- Remember that marijuana is fat-soluble and not water-soluble. In order for it to release the THC it contains – and so it has an effect – you need to heat and mix it with some kind of fat – oil, butter or other dairy products. Marijuana teas don’t do anything. The easiest thing to do is to previously prepare marijuana oil or butter, and then use these in recipes. But, in any case, forget about British cooking – boiling in water. If this is not clear enough, imagine two plates of pasta; one, with spaghetti Bolognese and oregano – this latter substituted with marijuana – To sprinkle it over the already-cooked dish won’t work. However, think of the second option: Pesto alla Genovese, exchanging the basil for the marijuana- That would be a star dish to be cooked with cannabis.
- Now that you know about the specific behavior of marijuana in the kitchen, the rest is culinary know-how. Like any chef worth his salt, you should measure the amounts of food you use in your recipes.

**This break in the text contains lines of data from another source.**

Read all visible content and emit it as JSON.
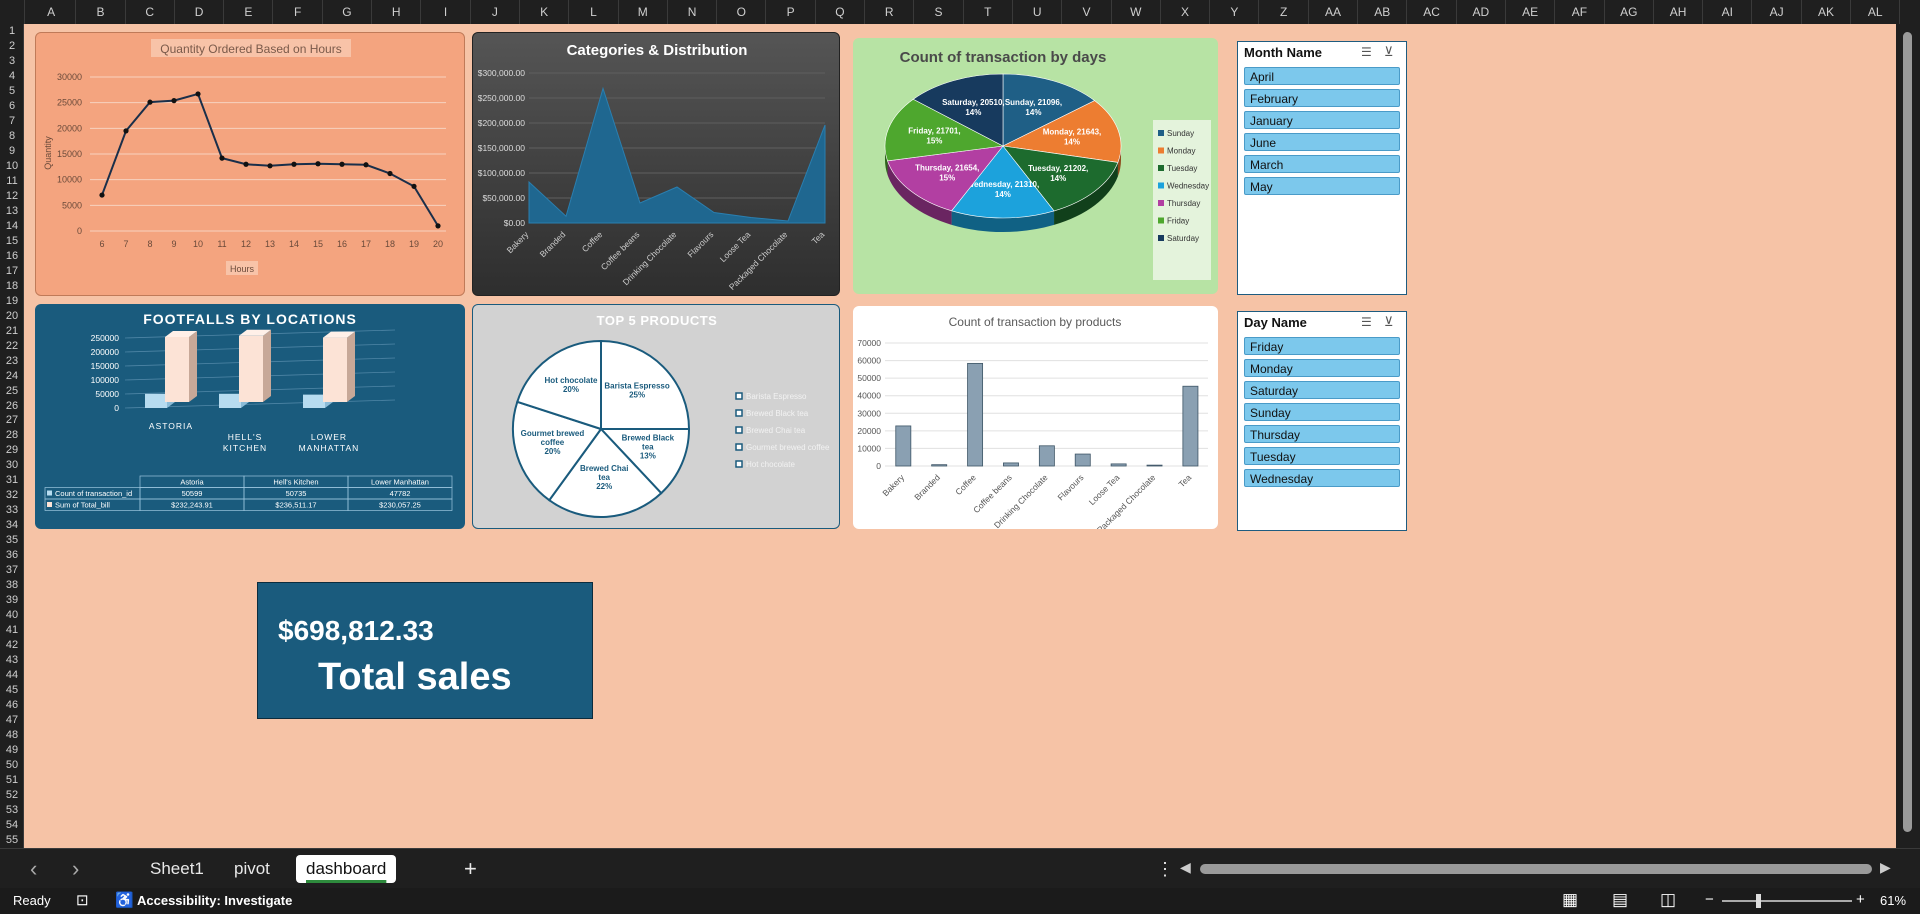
{
  "columns": [
    "A",
    "B",
    "C",
    "D",
    "E",
    "F",
    "G",
    "H",
    "I",
    "J",
    "K",
    "L",
    "M",
    "N",
    "O",
    "P",
    "Q",
    "R",
    "S",
    "T",
    "U",
    "V",
    "W",
    "X",
    "Y",
    "Z",
    "AA",
    "AB",
    "AC",
    "AD",
    "AE",
    "AF",
    "AG",
    "AH",
    "AI",
    "AJ",
    "AK",
    "AL"
  ],
  "rows": [
    "1",
    "2",
    "3",
    "4",
    "5",
    "6",
    "7",
    "8",
    "9",
    "10",
    "11",
    "12",
    "13",
    "14",
    "15",
    "16",
    "17",
    "18",
    "19",
    "20",
    "21",
    "22",
    "23",
    "24",
    "25",
    "26",
    "27",
    "28",
    "29",
    "30",
    "31",
    "32",
    "33",
    "34",
    "35",
    "36",
    "37",
    "38",
    "39",
    "40",
    "41",
    "42",
    "43",
    "44",
    "45",
    "46",
    "47",
    "48",
    "49",
    "50",
    "51",
    "52",
    "53",
    "54",
    "55"
  ],
  "tabs": {
    "prev": "‹",
    "next": "›",
    "sheet1": "Sheet1",
    "pivot": "pivot",
    "dashboard": "dashboard",
    "add": "+",
    "more": "⋮"
  },
  "status": {
    "ready": "Ready",
    "accessibility": "Accessibility: Investigate",
    "zoom": "61%",
    "zoom_minus": "−",
    "zoom_plus": "+"
  },
  "colors": {
    "peach_bg": "#f6c3a6",
    "blue_panel": "#1a5b7d",
    "dark_panel": "#3a3a3a",
    "green_panel": "#b7e3a4",
    "gray_panel": "#d2d2d2"
  },
  "month_slicer": {
    "title": "Month Name",
    "items": [
      "April",
      "February",
      "January",
      "June",
      "March",
      "May"
    ]
  },
  "day_slicer": {
    "title": "Day Name",
    "items": [
      "Friday",
      "Monday",
      "Saturday",
      "Sunday",
      "Thursday",
      "Tuesday",
      "Wednesday"
    ]
  },
  "kpi": {
    "value": "$698,812.33",
    "label": "Total sales"
  },
  "chart_data": [
    {
      "id": "hours",
      "type": "line",
      "title": "Quantity Ordered Based on Hours",
      "xlabel": "Hours",
      "ylabel": "Quantity",
      "x": [
        6,
        7,
        8,
        9,
        10,
        11,
        12,
        13,
        14,
        15,
        16,
        17,
        18,
        19,
        20
      ],
      "values": [
        7000,
        19500,
        25100,
        25400,
        26700,
        14200,
        13000,
        12700,
        13000,
        13100,
        13000,
        12900,
        11200,
        8700,
        1000
      ],
      "ylim": [
        0,
        30000
      ],
      "yticks": [
        "0",
        "5000",
        "10000",
        "15000",
        "20000",
        "25000",
        "30000"
      ],
      "grid": true
    },
    {
      "id": "categories",
      "type": "area",
      "title": "Categories & Distribution",
      "categories": [
        "Bakery",
        "Branded",
        "Coffee",
        "Coffee beans",
        "Drinking Chocolate",
        "Flavours",
        "Loose Tea",
        "Packaged Chocolate",
        "Tea"
      ],
      "values": [
        82000,
        13500,
        269000,
        40000,
        72000,
        21000,
        11000,
        4000,
        196000
      ],
      "ylim": [
        0,
        300000
      ],
      "yticks": [
        "$0.00",
        "$50,000.00",
        "$100,000.00",
        "$150,000.00",
        "$200,000.00",
        "$250,000.00",
        "$300,000.00"
      ],
      "grid": true
    },
    {
      "id": "days",
      "type": "pie",
      "title": "Count of transaction by days",
      "series": [
        {
          "name": "Sunday",
          "value": 21096,
          "label": "Sunday, 21096, 14%",
          "color": "#1f5f86"
        },
        {
          "name": "Monday",
          "value": 21643,
          "label": "Monday, 21643, 14%",
          "color": "#ed7d31"
        },
        {
          "name": "Tuesday",
          "value": 21202,
          "label": "Tuesday, 21202, 14%",
          "color": "#1d6b2e"
        },
        {
          "name": "Wednesday",
          "value": 21310,
          "label": "Wednesday, 21310, 14%",
          "color": "#1ca2dc"
        },
        {
          "name": "Thursday",
          "value": 21654,
          "label": "Thursday, 21654, 15%",
          "color": "#b23fa2"
        },
        {
          "name": "Friday",
          "value": 21701,
          "label": "Friday, 21701, 15%",
          "color": "#4ea72e"
        },
        {
          "name": "Saturday",
          "value": 20510,
          "label": "Saturday, 20510, 14%",
          "color": "#173a5e"
        }
      ],
      "legend": "right"
    },
    {
      "id": "footfalls",
      "type": "bar",
      "title": "FOOTFALLS BY LOCATIONS",
      "categories": [
        "ASTORIA",
        "HELL'S KITCHEN",
        "LOWER MANHATTAN"
      ],
      "series": [
        {
          "name": "Count of transaction_id",
          "values": [
            50599,
            50735,
            47782
          ]
        },
        {
          "name": "Sum of Total_bill",
          "values": [
            232243.91,
            236511.17,
            230057.25
          ]
        }
      ],
      "ylim": [
        0,
        250000
      ],
      "yticks": [
        "0",
        "50000",
        "100000",
        "150000",
        "200000",
        "250000"
      ],
      "table": {
        "headers": [
          "",
          "Astoria",
          "Hell's Kitchen",
          "Lower Manhattan"
        ],
        "rows": [
          [
            "Count of transaction_id",
            "50599",
            "50735",
            "47782"
          ],
          [
            "Sum of Total_bill",
            "$232,243.91",
            "$236,511.17",
            "$230,057.25"
          ]
        ]
      }
    },
    {
      "id": "top5",
      "type": "pie",
      "title": "TOP 5 PRODUCTS",
      "series": [
        {
          "name": "Barista Espresso",
          "value": 25,
          "label": "Barista Espresso 25%"
        },
        {
          "name": "Brewed Black tea",
          "value": 13,
          "label": "Brewed Black tea 13%"
        },
        {
          "name": "Brewed Chai tea",
          "value": 22,
          "label": "Brewed Chai tea 22%"
        },
        {
          "name": "Gourmet brewed coffee",
          "value": 20,
          "label": "Gourmet brewed coffee 20%"
        },
        {
          "name": "Hot chocolate",
          "value": 20,
          "label": "Hot chocolate 20%"
        }
      ],
      "legend": "right"
    },
    {
      "id": "products",
      "type": "bar",
      "title": "Count of transaction by products",
      "categories": [
        "Bakery",
        "Branded",
        "Coffee",
        "Coffee beans",
        "Drinking Chocolate",
        "Flavours",
        "Loose Tea",
        "Packaged Chocolate",
        "Tea"
      ],
      "values": [
        22800,
        750,
        58400,
        1750,
        11500,
        6800,
        1200,
        500,
        45400
      ],
      "ylim": [
        0,
        70000
      ],
      "yticks": [
        "0",
        "10000",
        "20000",
        "30000",
        "40000",
        "50000",
        "60000",
        "70000"
      ],
      "grid": true
    }
  ]
}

Since you are going to involve guests in your experiments – a.k.a. “guinea pigs” – don’t be a monster. Use half a gram per person if you are using buds or two grams if you are using trimmings. It’s prudent and enough for a good starting point. Later on, you may adjust proportions to your most frequent guests’ bodies. Like any chef, use the kitchen scale. It’s an essential instrument.

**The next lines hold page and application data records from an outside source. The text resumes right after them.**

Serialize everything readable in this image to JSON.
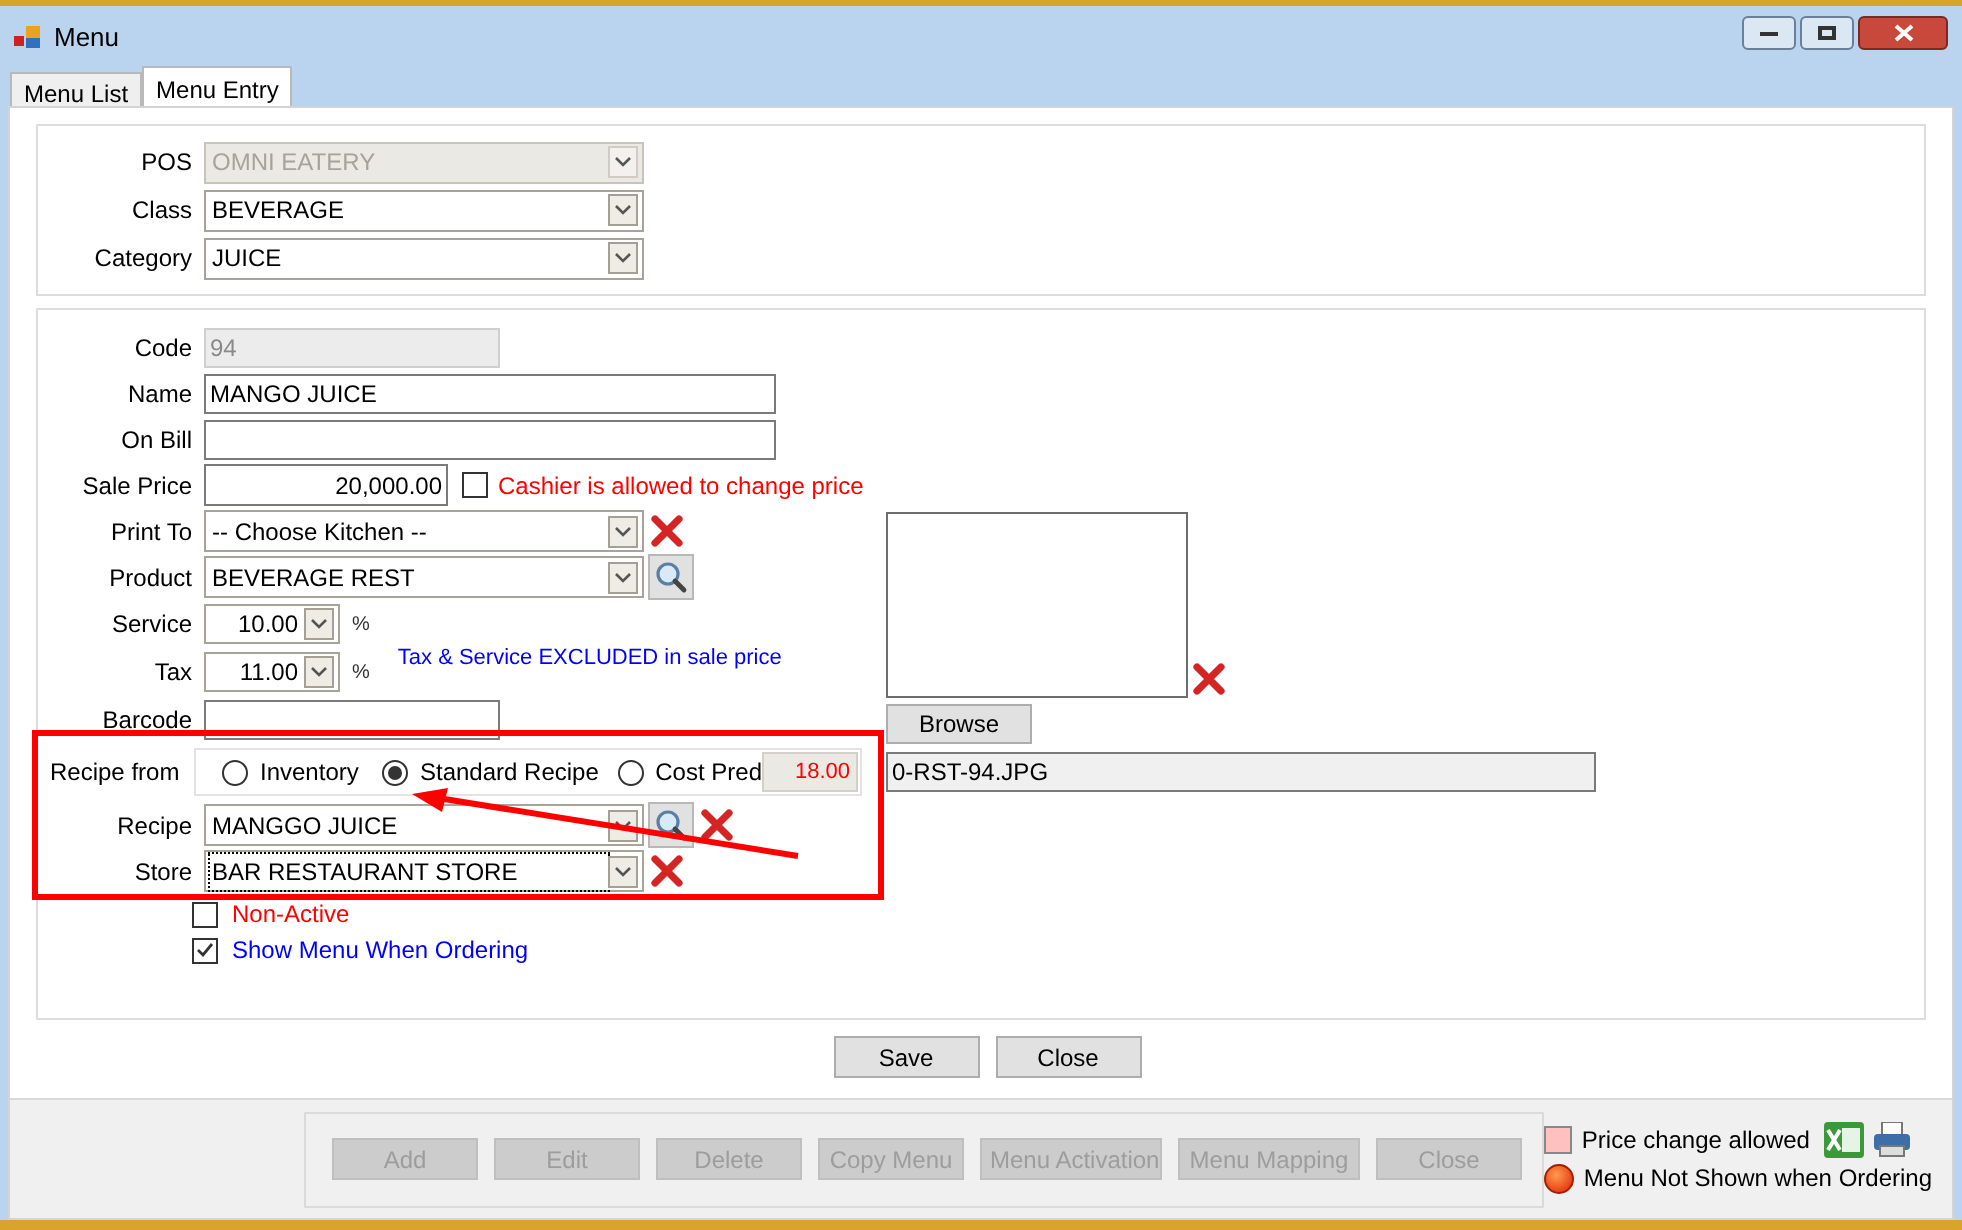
{
  "window": {
    "title": "Menu"
  },
  "tabs": [
    {
      "label": "Menu List",
      "selected": false
    },
    {
      "label": "Menu Entry",
      "selected": true
    }
  ],
  "header_fields": [
    {
      "label": "POS",
      "value": "OMNI EATERY",
      "disabled": true
    },
    {
      "label": "Class",
      "value": "BEVERAGE",
      "disabled": false
    },
    {
      "label": "Category",
      "value": "JUICE",
      "disabled": false
    }
  ],
  "fields": [
    {
      "kind": "text",
      "label": "Code",
      "value": "94",
      "disabled": true,
      "wide": false
    },
    {
      "kind": "text",
      "label": "Name",
      "value": "MANGO JUICE",
      "disabled": false,
      "wide": true
    },
    {
      "kind": "text",
      "label": "On Bill",
      "disabled": false,
      "wide": true
    },
    {
      "kind": "price",
      "label": "Sale Price",
      "value": "20,000.00",
      "checkbox": {
        "label": "Cashier is allowed to change price",
        "checked": false
      }
    },
    {
      "kind": "combo",
      "label": "Print To",
      "value": "-- Choose Kitchen --",
      "search": false,
      "clear": true,
      "focused": false
    },
    {
      "kind": "combo",
      "label": "Product",
      "value": "BEVERAGE REST",
      "search": true,
      "clear": false,
      "focused": false
    },
    {
      "kind": "percent",
      "label": "Service",
      "value": "10.00",
      "unit": "%"
    },
    {
      "kind": "percent",
      "label": "Tax",
      "value": "11.00",
      "unit": "%"
    },
    {
      "kind": "text",
      "label": "Barcode",
      "disabled": false,
      "wide": false
    },
    {
      "kind": "radio",
      "label": "Recipe from",
      "options": [
        {
          "label": "Inventory",
          "selected": false
        },
        {
          "label": "Standard Recipe",
          "selected": true
        },
        {
          "label": "Cost Pred",
          "selected": false
        }
      ],
      "cost": "18.00"
    },
    {
      "kind": "combo",
      "label": "Recipe",
      "value": "MANGGO JUICE",
      "search": true,
      "clear": true,
      "focused": false
    },
    {
      "kind": "combo",
      "label": "Store",
      "value": "BAR RESTAURANT STORE",
      "search": false,
      "clear": true,
      "focused": true
    }
  ],
  "note": "Tax & Service EXCLUDED in sale price",
  "checkboxes": [
    {
      "label": "Non-Active",
      "checked": false,
      "color": "#ff0000"
    },
    {
      "label": "Show Menu When Ordering",
      "checked": true,
      "color": "#0000ff"
    }
  ],
  "image": {
    "browse": "Browse",
    "file": "0-RST-94.JPG"
  },
  "actions": [
    "Save",
    "Close"
  ],
  "toolbar": [
    {
      "label": "Add",
      "disabled": true
    },
    {
      "label": "Edit",
      "disabled": true
    },
    {
      "label": "Delete",
      "disabled": true
    },
    {
      "label": "Copy Menu",
      "disabled": true
    },
    {
      "label": "Menu Activation",
      "disabled": true
    },
    {
      "label": "Menu Mapping",
      "disabled": true
    },
    {
      "label": "Close",
      "disabled": true
    }
  ],
  "legend": [
    {
      "kind": "square",
      "label": "Price change allowed"
    },
    {
      "kind": "dot",
      "label": "Menu Not Shown when Ordering"
    }
  ]
}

- And remember that not all types of marijuana are the same, nor do they have the same potency, so any advice regarding quantity is strictly an approximation. You’ll learn to calculate with time.
- Even though THC needs to be heated to be released, overheating it can degrade certain cannabinoids, so you should cook for longer periods at temperatures below 170º C. And, even though you don’t need the following tip, considering that you’re an aspiring chef… Don’t use the microwave!
- Test and improve your cannabis recipes. If you are going to serve a meal, you should make sure that what you serve not only gets you high, but also tastes good. The experience will be much more positive. Pot works a little like oregano, basil or sage in the kitchen. It goes well with other herbs and if you use it in the form of butter, it doesn’t overwhelm or dominate over other flavors.
- I wouldn’t cook with marijuana for a Christmas dinner, even though it could work well for all of us at family gatherings. It is important to choose the right occasions wisely, especially if you are going to have beginners over. Make sure you organize them in comfortable places where people can relax, and with enough time to enjoy the experience.